I am humbled by what the Methodist church has done for me, for how much more I could have done to serve the church and for what Jesus has done for my life. However, the recent denominational decision is distressing, dizzying and revealing. It has revealed that the denomination has, albeit led with love, has not put acceptance, rights and thus, respect of humankind, as a priority. It’s also revealed to me, that I should have taken prior personal responsibility to advance a church environment that not only promotes a seat in the pew but leaves no one undeserving of equality.
The LGBTQ+ community has endured abuse for decades; if First Church believes that Jesus would honor, accept and grant dignity to anyone within the LGBTQ+ community then FirstChurch should endure the battle and bruises to leave such mentality and practices behind.” – Sabra Girard, FUMC member for five years

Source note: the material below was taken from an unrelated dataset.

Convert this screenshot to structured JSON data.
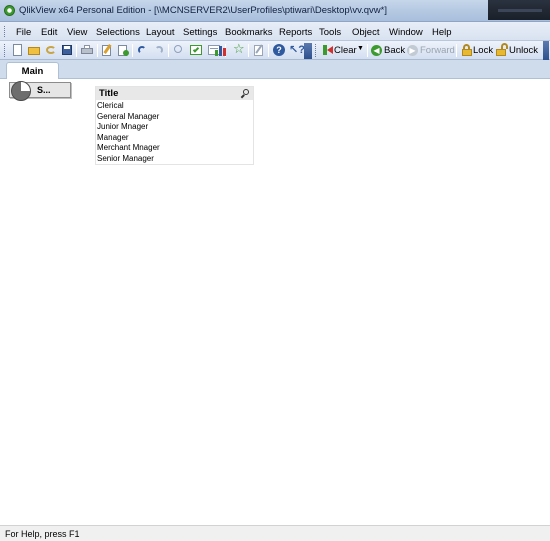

“I’m a cradle Methodist. My grandparents were leaders in their Methodist churches; my father was a Methodist minister. Being a preacher’s kid meant I always had the starring female part in the Christmas Nativity, was the one serving punch at church functions, and my nomination for youth council was a given because I had an “in” with the preacher. I was raised in Methodist parsonages and I attended a Methodist college. As a child, my parents would load up the wood-paneled, three-bench station wagon, for road trips across America. We would leave for vacation after church, on Sunday afternoon, for 12 days of adventures on the open roads. My parents would carefully plan the trips so we’d miss only one Sunday. On the Sunday we were away from our home church, my father would find a United Methodist church for us to attend. I hated going to churches where I didn’t know anyone and, inevitably, the church would be small and visitors would have to stand up to be welcomed during the service. But when the service began, the familiar songs and order of worship felt like home. This was a valuable lesson for me as I grew into adulthood and became an adult: wherever I go in life, the Methodist church is home. The recent decision the UMC made regarding the LGTBQ community made me feel as though the UMC was no longer my home. It’s been a sad, soul searching time for me because my home, my heart, doesn’t exclude others. I’m happy FUMC is taking an outward stand for what’s happening inside: FUMC is home for all. “- Jan Corona, FUMC member for 29 years